About this exercise: Your output should repeat each record below with no differences.
--------
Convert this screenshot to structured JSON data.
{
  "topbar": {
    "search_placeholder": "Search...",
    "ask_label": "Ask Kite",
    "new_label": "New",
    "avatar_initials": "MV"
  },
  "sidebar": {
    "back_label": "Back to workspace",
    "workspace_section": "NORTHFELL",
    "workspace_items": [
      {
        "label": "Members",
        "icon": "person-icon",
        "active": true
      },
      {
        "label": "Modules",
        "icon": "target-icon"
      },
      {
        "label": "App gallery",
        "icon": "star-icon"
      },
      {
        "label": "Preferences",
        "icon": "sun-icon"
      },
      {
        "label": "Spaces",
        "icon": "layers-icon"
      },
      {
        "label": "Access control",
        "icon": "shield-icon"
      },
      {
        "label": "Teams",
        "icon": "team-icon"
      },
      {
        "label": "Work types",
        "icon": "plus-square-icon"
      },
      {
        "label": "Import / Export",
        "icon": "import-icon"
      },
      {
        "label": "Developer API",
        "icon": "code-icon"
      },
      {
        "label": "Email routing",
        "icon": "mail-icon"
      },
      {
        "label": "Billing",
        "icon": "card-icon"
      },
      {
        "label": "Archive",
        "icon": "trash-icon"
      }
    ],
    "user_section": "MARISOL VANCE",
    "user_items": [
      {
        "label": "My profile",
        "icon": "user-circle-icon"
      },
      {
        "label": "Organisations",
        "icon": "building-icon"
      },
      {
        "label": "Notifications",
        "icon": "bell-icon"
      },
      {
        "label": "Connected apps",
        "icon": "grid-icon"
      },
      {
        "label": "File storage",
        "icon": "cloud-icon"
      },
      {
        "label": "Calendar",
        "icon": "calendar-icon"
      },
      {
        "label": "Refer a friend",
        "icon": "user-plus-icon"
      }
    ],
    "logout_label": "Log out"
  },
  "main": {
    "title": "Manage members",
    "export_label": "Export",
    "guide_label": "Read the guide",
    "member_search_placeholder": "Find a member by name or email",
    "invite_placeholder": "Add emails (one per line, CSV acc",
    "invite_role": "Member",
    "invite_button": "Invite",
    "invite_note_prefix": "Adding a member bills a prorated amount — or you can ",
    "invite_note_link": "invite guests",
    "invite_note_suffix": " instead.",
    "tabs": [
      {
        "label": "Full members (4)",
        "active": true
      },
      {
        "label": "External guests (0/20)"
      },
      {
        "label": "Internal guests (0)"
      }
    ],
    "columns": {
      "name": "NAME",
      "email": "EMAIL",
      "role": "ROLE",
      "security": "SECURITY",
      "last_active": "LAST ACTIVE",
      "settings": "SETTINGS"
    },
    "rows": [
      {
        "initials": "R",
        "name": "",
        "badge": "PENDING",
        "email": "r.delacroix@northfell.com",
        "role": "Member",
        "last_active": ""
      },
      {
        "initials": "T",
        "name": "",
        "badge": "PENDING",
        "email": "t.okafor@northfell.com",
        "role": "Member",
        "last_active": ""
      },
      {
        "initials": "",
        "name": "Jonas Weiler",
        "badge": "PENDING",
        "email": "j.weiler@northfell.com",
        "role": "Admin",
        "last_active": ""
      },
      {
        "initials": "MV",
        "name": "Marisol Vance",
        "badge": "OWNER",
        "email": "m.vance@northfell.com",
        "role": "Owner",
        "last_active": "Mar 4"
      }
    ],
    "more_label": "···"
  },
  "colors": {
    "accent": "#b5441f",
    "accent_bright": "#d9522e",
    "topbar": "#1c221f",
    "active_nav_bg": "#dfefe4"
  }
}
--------
Exercise result:
Convert this screenshot to structured JSON data.
{
  "topbar": {
    "search_placeholder": "Search...",
    "ask_label": "Ask Kite",
    "new_label": "New",
    "avatar_initials": "MV"
  },
  "sidebar": {
    "back_label": "Back to workspace",
    "workspace_section": "NORTHFELL",
    "workspace_items": [
      {
        "label": "Members",
        "icon": "person-icon",
        "active": true
      },
      {
        "label": "Modules",
        "icon": "target-icon"
      },
      {
        "label": "App gallery",
        "icon": "star-icon"
      },
      {
        "label": "Preferences",
        "icon": "sun-icon"
      },
      {
        "label": "Spaces",
        "icon": "layers-icon"
      },
      {
        "label": "Access control",
        "icon": "shield-icon"
      },
      {
        "label": "Teams",
        "icon": "team-icon"
      },
      {
        "label": "Work types",
        "icon": "plus-square-icon"
      },
      {
        "label": "Import / Export",
        "icon": "import-icon"
      },
      {
        "label": "Developer API",
        "icon": "code-icon"
      },
      {
        "label": "Email routing",
        "icon": "mail-icon"
      },
      {
        "label": "Billing",
        "icon": "card-icon"
      },
      {
        "label": "Archive",
        "icon": "trash-icon"
      }
    ],
    "user_section": "MARISOL VANCE",
    "user_items": [
      {
        "label": "My profile",
        "icon": "user-circle-icon"
      },
      {
        "label": "Organisations",
        "icon": "building-icon"
      },
      {
        "label": "Notifications",
        "icon": "bell-icon"
      },
      {
        "label": "Connected apps",
        "icon": "grid-icon"
      },
      {
        "label": "File storage",
        "icon": "cloud-icon"
      },
      {
        "label": "Calendar",
        "icon": "calendar-icon"
      },
      {
        "label": "Refer a friend",
        "icon": "user-plus-icon"
      }
    ],
    "logout_label": "Log out"
  },
  "main": {
    "title": "Manage members",
    "export_label": "Export",
    "guide_label": "Read the guide",
    "member_search_placeholder": "Find a member by name or email",
    "invite_placeholder": "Add emails (one per line, CSV acc",
    "invite_role": "Member",
    "invite_button": "Invite",
    "invite_note_prefix": "Adding a member bills a prorated amount — or you can ",
    "invite_note_link": "invite guests",
    "invite_note_suffix": " instead.",
    "tabs": [
      {
        "label": "Full members (4)",
        "active": true
      },
      {
        "label": "External guests (0/20)"
      },
      {
        "label": "Internal guests (0)"
      }
    ],
    "columns": {
      "name": "NAME",
      "email": "EMAIL",
      "role": "ROLE",
      "security": "SECURITY",
      "last_active": "LAST ACTIVE",
      "settings": "SETTINGS"
    },
    "rows": [
      {
        "initials": "R",
        "name": "",
        "badge": "PENDING",
        "email": "r.delacroix@northfell.com",
        "role": "Member",
        "last_active": ""
      },
      {
        "initials": "T",
        "name": "",
        "badge": "PENDING",
        "email": "t.okafor@northfell.com",
        "role": "Member",
        "last_active": ""
      },
      {
        "initials": "",
        "name": "Jonas Weiler",
        "badge": "PENDING",
        "email": "j.weiler@northfell.com",
        "role": "Admin",
        "last_active": ""
      },
      {
        "initials": "MV",
        "name": "Marisol Vance",
        "badge": "OWNER",
        "email": "m.vance@northfell.com",
        "role": "Owner",
        "last_active": "Mar 4"
      }
    ],
    "more_label": "···"
  },
  "colors": {
    "accent": "#b5441f",
    "accent_bright": "#d9522e",
    "topbar": "#1c221f",
    "active_nav_bg": "#dfefe4"
  }
}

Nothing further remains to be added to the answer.